I have a shower with original, 100-year-old tile.

The tile and the drywall-like material above the tile line has survived well, but we're planning to replace it in the entire bathroom due to significant cracks from settling and leveling.

My plan for most of the bathroom is simple: barrier plastic, moisture-resistant drywall and replacing the ancient exhaust fan.

But I don't feel confident about putting moisture-resistant drywall in the shower. The tile line is only around 5 feet off the ground, so splashing and steam are significant. This will only get worse because I plan to move the shower head up another 6 inches to be more comfortable for me (it's installed with the head around about 5'6" now, and I'm 5'10").

Matching, replacing, or adding more tile to bring the tile line higher isn't an option.

What sort of material can I install above the tile line that meets the following requirements:

  1. Does not aesthetically compete with the vintage tile.
  2. Will be reasonably steam-and-splash-proof.
  3. Ideally, can be painted to match the rest of the bathroom.

I've been considering Kerdiboard, but don't know if it can be floated and painted like drywall. The only other option I've seen are the plastic sheets, but I don't expect I'd be able to paint them, even if I find one that doesn't have some faux-tile or other ugly texture to it.

Any ideas?

enter image description here

  • 1
    Whatever is under the paing needs to be sealed with a water resistant sealer.. also you need to make sure to avoid any water going under the tile which is difficult. But using an oil based paint will seal it well.. and create a seal on the top of the tile with silicon. also extractor fan is highly recommended. PS- if you use plastic sheets you can buy plastic primer- then paint what you want on that..
    – Piotr Kula
    Commented Aug 24, 2011 at 7:54

2 Answers 2

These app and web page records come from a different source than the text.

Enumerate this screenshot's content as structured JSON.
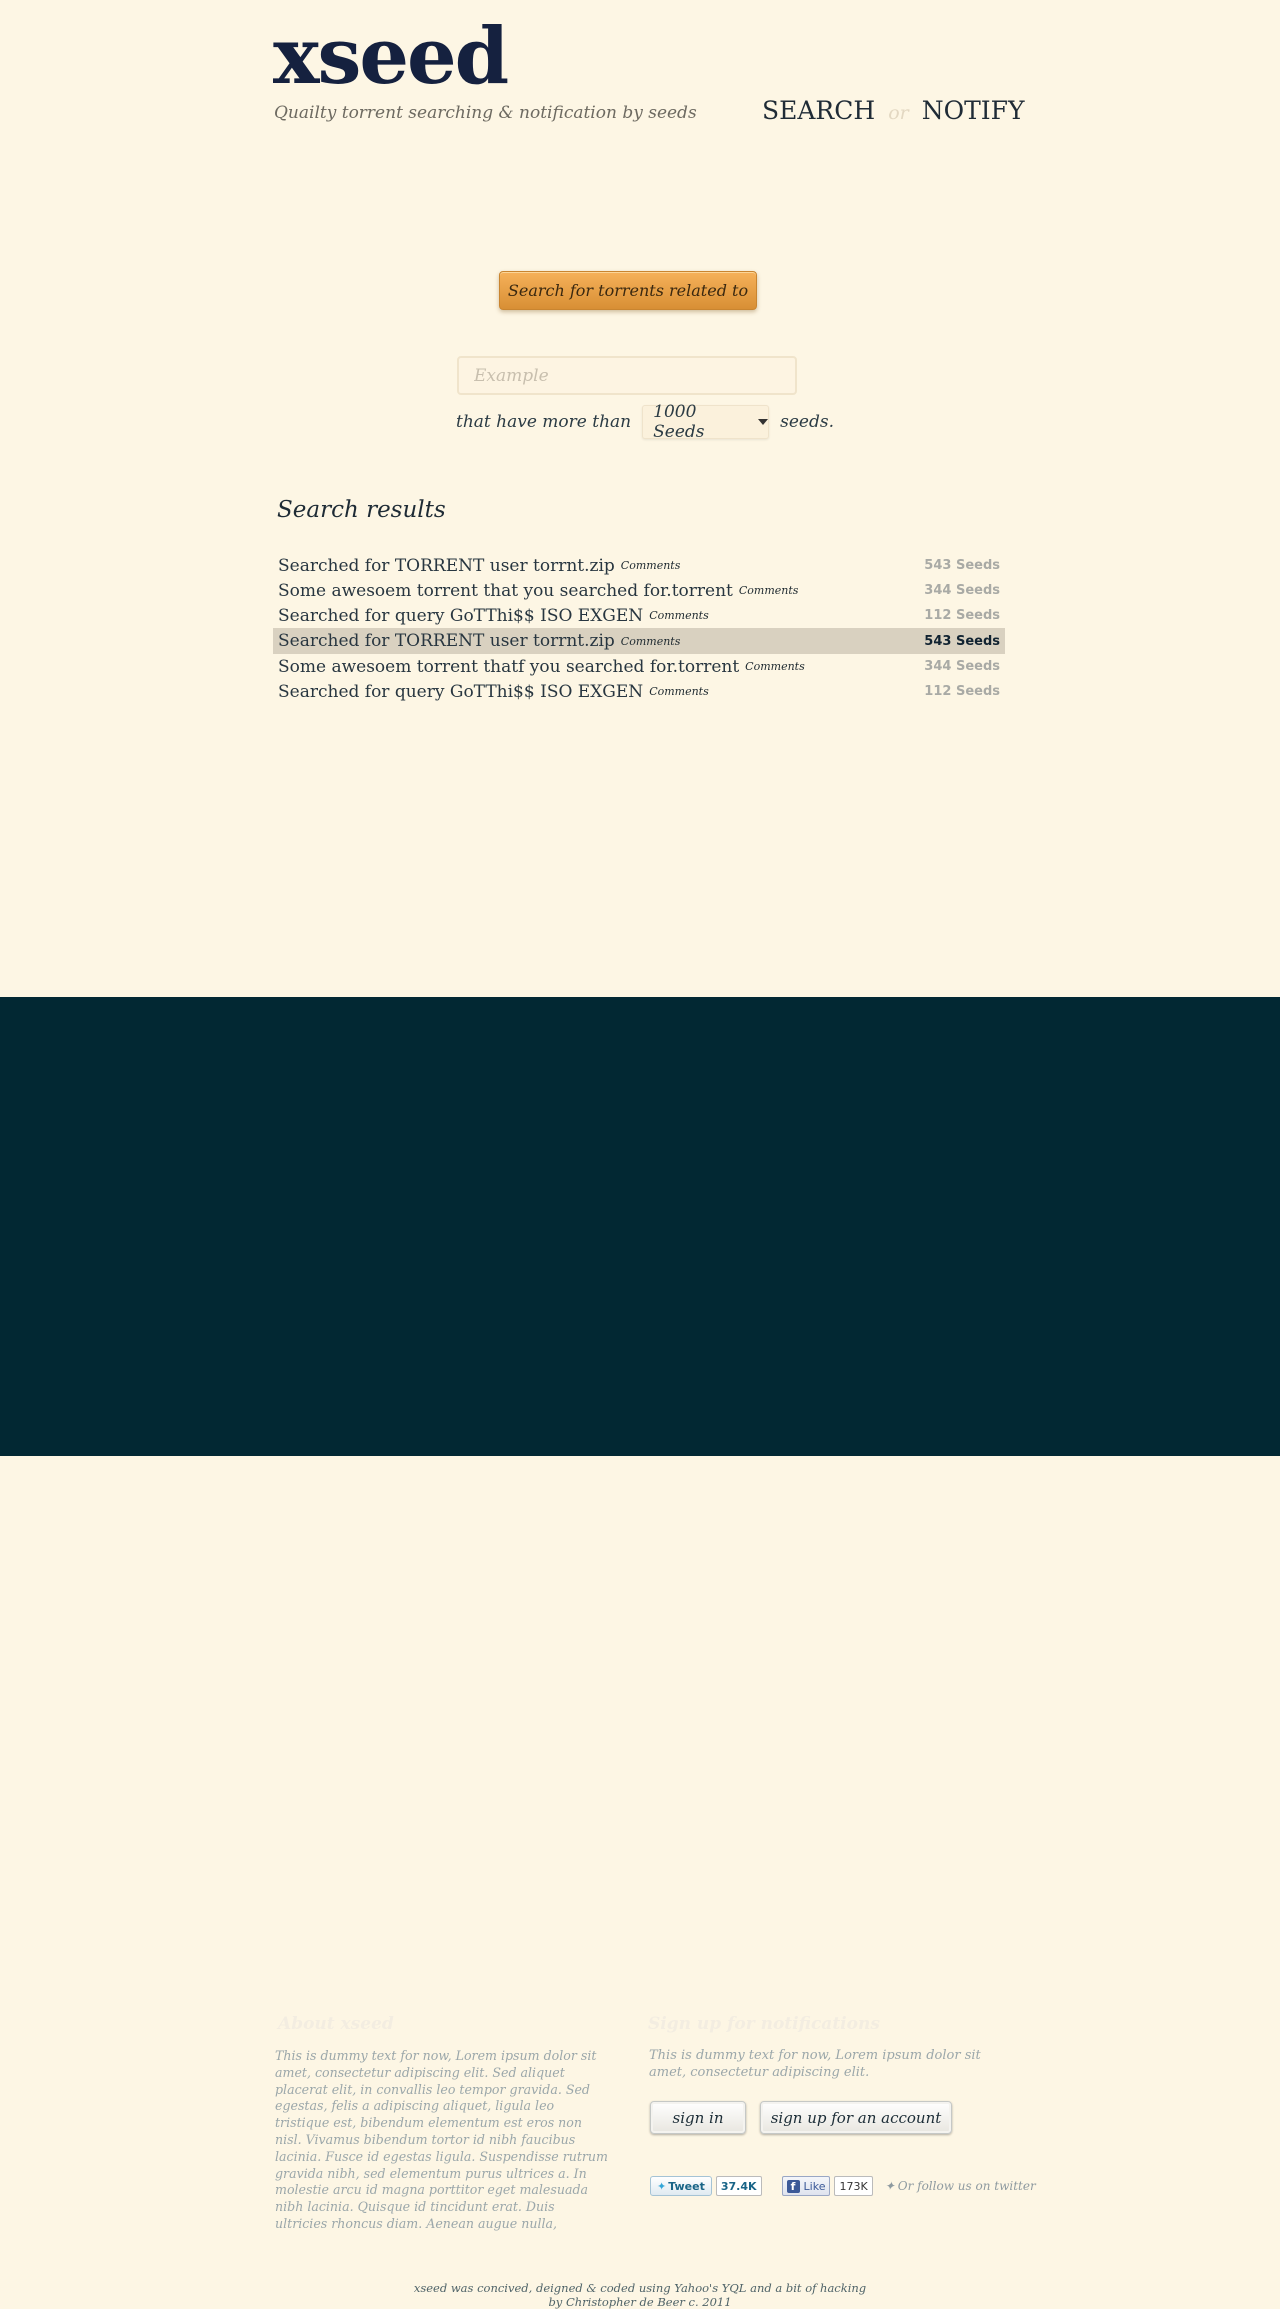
{
  "header": {
    "logo": "xseed",
    "tagline": "Quailty torrent searching & notification by seeds",
    "nav": {
      "search": "SEARCH",
      "or": "or",
      "notify": "NOTIFY"
    }
  },
  "search": {
    "button_label": "Search for torrents related to",
    "placeholder": "Example",
    "value": "",
    "filter_prefix": "that have more than",
    "seed_option": "1000 Seeds",
    "filter_suffix": "seeds."
  },
  "results": {
    "title": "Search results",
    "comments_label": "Comments",
    "items": [
      {
        "name": "Searched for TORRENT user torrnt.zip",
        "comments": "Comments",
        "seeds": "543 Seeds",
        "highlighted": false
      },
      {
        "name": "Some awesoem torrent that you searched for.torrent",
        "comments": "Comments",
        "seeds": "344 Seeds",
        "highlighted": false
      },
      {
        "name": "Searched for query GoTThi$$ ISO EXGEN",
        "comments": "Comments",
        "seeds": "112 Seeds",
        "highlighted": false
      },
      {
        "name": "Searched for TORRENT user torrnt.zip",
        "comments": "Comments",
        "seeds": "543 Seeds",
        "highlighted": true
      },
      {
        "name": "Some awesoem torrent thatf you searched for.torrent",
        "comments": "Comments",
        "seeds": "344 Seeds",
        "highlighted": false
      },
      {
        "name": "Searched for query GoTThi$$ ISO EXGEN",
        "comments": "Comments",
        "seeds": "112 Seeds",
        "highlighted": false
      }
    ]
  },
  "footer": {
    "about_title": "About xseed",
    "about_text": "This is dummy text for now, Lorem ipsum dolor sit amet, consectetur adipiscing elit. Sed aliquet placerat elit, in convallis leo tempor gravida. Sed egestas, felis a adipiscing aliquet, ligula leo tristique est, bibendum elementum est eros non nisl. Vivamus bibendum tortor id nibh faucibus lacinia. Fusce id egestas ligula. Suspendisse rutrum gravida nibh, sed elementum purus ultrices a. In molestie arcu id magna porttitor eget malesuada nibh lacinia. Quisque id tincidunt erat. Duis ultricies rhoncus diam. Aenean augue nulla,",
    "signup_title": "Sign up for notifications",
    "signup_text": "This is dummy text for now, Lorem ipsum dolor sit amet, consectetur adipiscing elit.",
    "sign_in": "sign in",
    "sign_up": "sign up for an account",
    "tweet_label": "Tweet",
    "tweet_count": "37.4K",
    "like_label": "Like",
    "like_count": "173K",
    "follow_text": "Or follow us on twitter",
    "credit_line1": "xseed was concived, deigned & coded using Yahoo's YQL and a bit of hacking",
    "credit_line2": "by Christopher de Beer c. 2011"
  }
}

In the US, most code only requires sheetrock. At a bare minimum, I'd go with green board. Better yet would be the fiberglass faced boards such as Densarmour. And then, of course, a really good paint.

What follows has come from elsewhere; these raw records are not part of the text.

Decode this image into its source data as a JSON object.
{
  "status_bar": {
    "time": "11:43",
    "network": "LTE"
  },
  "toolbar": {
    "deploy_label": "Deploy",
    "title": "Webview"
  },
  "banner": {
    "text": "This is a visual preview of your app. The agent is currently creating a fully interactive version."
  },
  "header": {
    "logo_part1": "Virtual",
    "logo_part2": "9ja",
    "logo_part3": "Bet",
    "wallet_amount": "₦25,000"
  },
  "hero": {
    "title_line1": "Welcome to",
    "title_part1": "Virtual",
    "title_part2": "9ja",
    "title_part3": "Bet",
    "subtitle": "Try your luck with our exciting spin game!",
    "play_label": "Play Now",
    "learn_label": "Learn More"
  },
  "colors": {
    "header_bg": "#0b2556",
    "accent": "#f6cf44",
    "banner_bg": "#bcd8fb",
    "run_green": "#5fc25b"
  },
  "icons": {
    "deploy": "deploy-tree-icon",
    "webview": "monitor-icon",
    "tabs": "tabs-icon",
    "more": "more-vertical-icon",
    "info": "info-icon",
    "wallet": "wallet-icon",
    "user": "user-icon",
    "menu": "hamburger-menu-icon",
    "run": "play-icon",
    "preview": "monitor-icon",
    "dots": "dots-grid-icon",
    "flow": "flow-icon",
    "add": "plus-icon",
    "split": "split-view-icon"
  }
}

Or consider some other materials...galvanized aluminum...copper...back-painted glass...all could be a nice contrast to the tile.


Given your requirements, and in the shower area only, I would put up a cementitious backer board like Hardibacker or Kerdi-board and use drywall mud to smooth it as necessary. Elsewhere in the bathroom I use normal sheetrock.

Your Answer

By clicking “Post Your Answer”, you agree to our terms of service and acknowledge you have read our privacy policy.

Not the answer you're looking for? Browse other questions tagged or ask your own question.